Chemistry Using Text Annotations

This project (CheTA) will integrate Cambridge's chemical text mining tool OSCAR with the U-Compare workflow infrastructure developed by NaCTeM and others. This integration adds chemistry to the world's largest public collection of interoperable text mining tools and will be highly valued by influential stakeholders both in the JISC community and the wider chemistry community. After a baseline study (UCC and RSC) and the integration have been accomplished, the project will use the CheTA tools to index a corpus of documents of different types and provenance. CheTA will develop a rigorous evaluation framework with annotation studies for a formal scientific evaluation of the system ('Are we extracting metadata correctly' - RSC/NaCTeM), user requirements studies for the metadata needs of 'real world users' ('What metadata is useful?' - RSC/UCC) and comparing extracted metadata against the usefulness (all project partners). Finally, the economic cost of metadata generation by both human indexers and robots will be quantified.

It is expected that the application of professionally maintained, automated and sustainable text mining services, enabled by CheTA to public information sources such as PubMed, will lead to significant future enhancements in resource discovery.

As part of CheTA, OSCAR has been refactored into different workflows (a sequence of individual components to perform a certain task, in this case named entity recognition of chemical elements).

A talk about OSCAR and U-Compare, presented at the OSCAR4 launch event, is available to watch online.

System requirements to run the workflows:

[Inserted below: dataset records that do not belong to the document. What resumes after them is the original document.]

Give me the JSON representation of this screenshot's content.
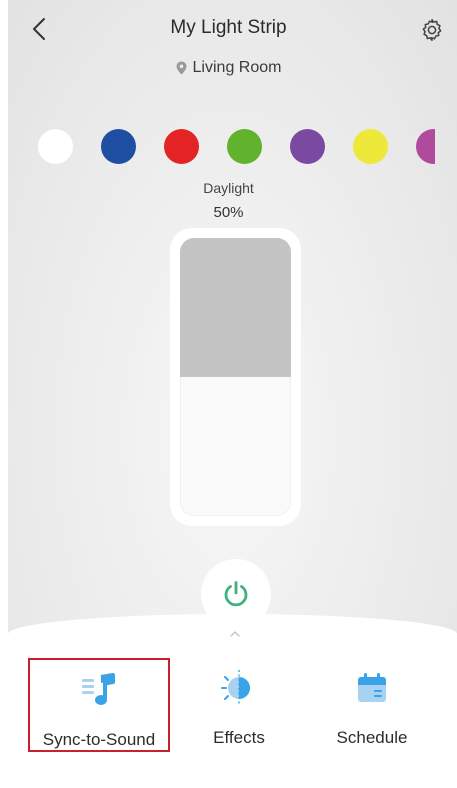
{
  "header": {
    "title": "My Light Strip",
    "location": "Living Room",
    "icons": {
      "back": "chevron-left-icon",
      "settings": "gear-icon",
      "location": "map-pin-icon"
    }
  },
  "colors": [
    "#ffffff",
    "#1e4fa3",
    "#e42424",
    "#61b22d",
    "#7a4aa3",
    "#ece93a",
    "#b04a9c"
  ],
  "brightness": {
    "mode": "Daylight",
    "value": "50%",
    "level": 0.5
  },
  "power": {
    "icon": "power-icon",
    "accent": "#3fb27f"
  },
  "actions": [
    {
      "label": "Sync-to-Sound",
      "icon": "music-note-icon",
      "selected": true
    },
    {
      "label": "Effects",
      "icon": "effects-icon"
    },
    {
      "label": "Schedule",
      "icon": "calendar-icon"
    }
  ],
  "accent_color": "#3aa3e8",
  "highlight_color": "#c8202c"
}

  • Download the workflows listed below and save them on your machine
  • U-Compare; load the U-Compare interface by clicking here
  • Read about loading and running workflows in U-Compare
  • Load the workflows in U-Compare to annotate your files
  • Your input files *must* be in a text or an xml format


If you are using Safari, you might want to right click (ctrl+click) to download the workflows.


Our workflows were evaluated against the SciBorg corpus, a document collection consisting of 42 full-text journal papers from the Royal Society of Chemistry (RSC). It contains chemical named entity annotations categorised into the following types: chemical compound (CM), chemical reaction (RN), chemical adjective (CJ), enzyme (ASE) and chemical prefix (CPR).

The complete version of the SciBorg corpus is available for download. NOTE: Please observe the terms of the SciBorg corpus licence when downloading the corpus.


Argo is a web-based system for collaborative development of text mining workflows. Amongst the built in components available is OscarMER, which runs Oscar 3 with a maximum entropy based recogniser.